Records supplied →

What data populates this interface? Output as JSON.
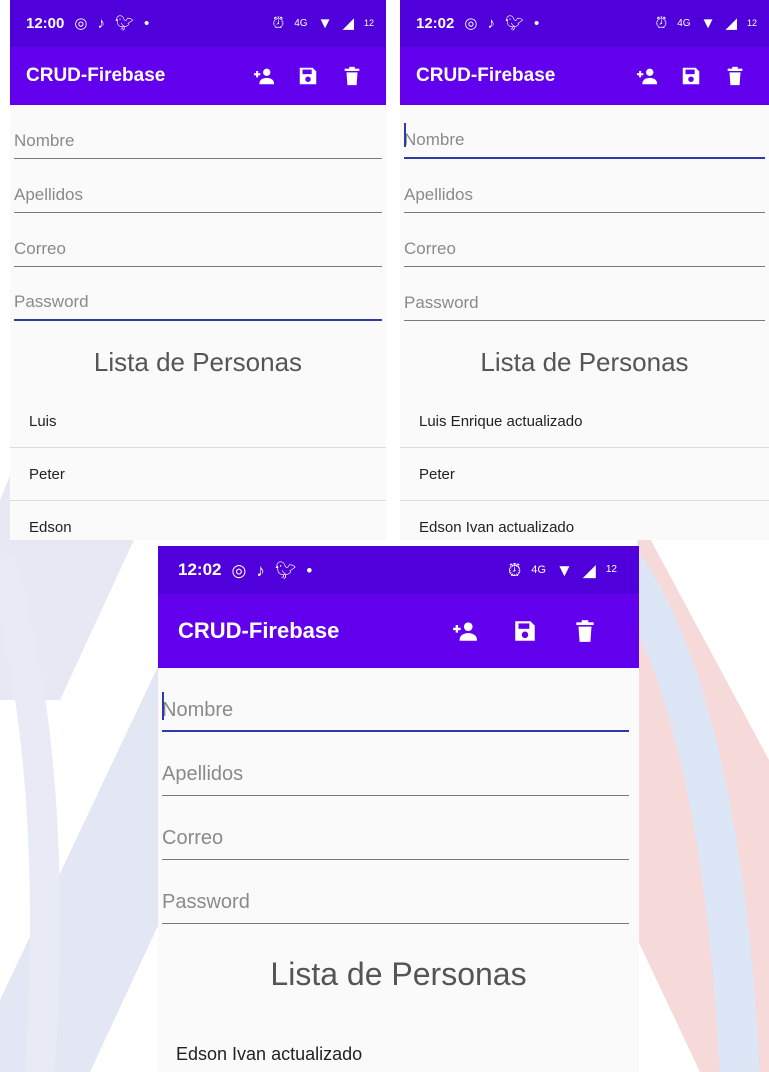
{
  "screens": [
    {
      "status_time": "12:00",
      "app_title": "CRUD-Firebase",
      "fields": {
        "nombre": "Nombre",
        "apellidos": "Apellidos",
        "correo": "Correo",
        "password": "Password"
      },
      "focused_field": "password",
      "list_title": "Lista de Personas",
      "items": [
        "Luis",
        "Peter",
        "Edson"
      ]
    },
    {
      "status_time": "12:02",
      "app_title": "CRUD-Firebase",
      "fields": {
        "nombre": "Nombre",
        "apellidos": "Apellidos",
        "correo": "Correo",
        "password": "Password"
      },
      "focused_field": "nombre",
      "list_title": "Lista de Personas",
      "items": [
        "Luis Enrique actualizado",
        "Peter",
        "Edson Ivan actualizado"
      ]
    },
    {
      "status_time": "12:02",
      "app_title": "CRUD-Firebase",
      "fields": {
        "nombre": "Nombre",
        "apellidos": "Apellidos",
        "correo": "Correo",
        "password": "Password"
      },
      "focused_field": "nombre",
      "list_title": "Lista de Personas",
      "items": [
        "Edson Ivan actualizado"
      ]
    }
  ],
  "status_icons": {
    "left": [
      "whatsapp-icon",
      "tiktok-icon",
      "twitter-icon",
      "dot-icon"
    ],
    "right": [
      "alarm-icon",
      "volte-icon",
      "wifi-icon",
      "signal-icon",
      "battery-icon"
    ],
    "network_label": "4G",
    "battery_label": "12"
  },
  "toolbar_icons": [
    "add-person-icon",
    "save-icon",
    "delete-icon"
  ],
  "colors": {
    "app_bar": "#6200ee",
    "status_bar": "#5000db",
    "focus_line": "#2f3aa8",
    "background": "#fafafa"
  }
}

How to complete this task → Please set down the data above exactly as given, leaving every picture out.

Task answer →
What data populates this interface? Output as JSON.
{
  "screens": [
    {
      "status_time": "12:00",
      "app_title": "CRUD-Firebase",
      "fields": {
        "nombre": "Nombre",
        "apellidos": "Apellidos",
        "correo": "Correo",
        "password": "Password"
      },
      "focused_field": "password",
      "list_title": "Lista de Personas",
      "items": [
        "Luis",
        "Peter",
        "Edson"
      ]
    },
    {
      "status_time": "12:02",
      "app_title": "CRUD-Firebase",
      "fields": {
        "nombre": "Nombre",
        "apellidos": "Apellidos",
        "correo": "Correo",
        "password": "Password"
      },
      "focused_field": "nombre",
      "list_title": "Lista de Personas",
      "items": [
        "Luis Enrique actualizado",
        "Peter",
        "Edson Ivan actualizado"
      ]
    },
    {
      "status_time": "12:02",
      "app_title": "CRUD-Firebase",
      "fields": {
        "nombre": "Nombre",
        "apellidos": "Apellidos",
        "correo": "Correo",
        "password": "Password"
      },
      "focused_field": "nombre",
      "list_title": "Lista de Personas",
      "items": [
        "Edson Ivan actualizado"
      ]
    }
  ],
  "status_icons": {
    "left": [
      "whatsapp-icon",
      "tiktok-icon",
      "twitter-icon",
      "dot-icon"
    ],
    "right": [
      "alarm-icon",
      "volte-icon",
      "wifi-icon",
      "signal-icon",
      "battery-icon"
    ],
    "network_label": "4G",
    "battery_label": "12"
  },
  "toolbar_icons": [
    "add-person-icon",
    "save-icon",
    "delete-icon"
  ],
  "colors": {
    "app_bar": "#6200ee",
    "status_bar": "#5000db",
    "focus_line": "#2f3aa8",
    "background": "#fafafa"
  }
}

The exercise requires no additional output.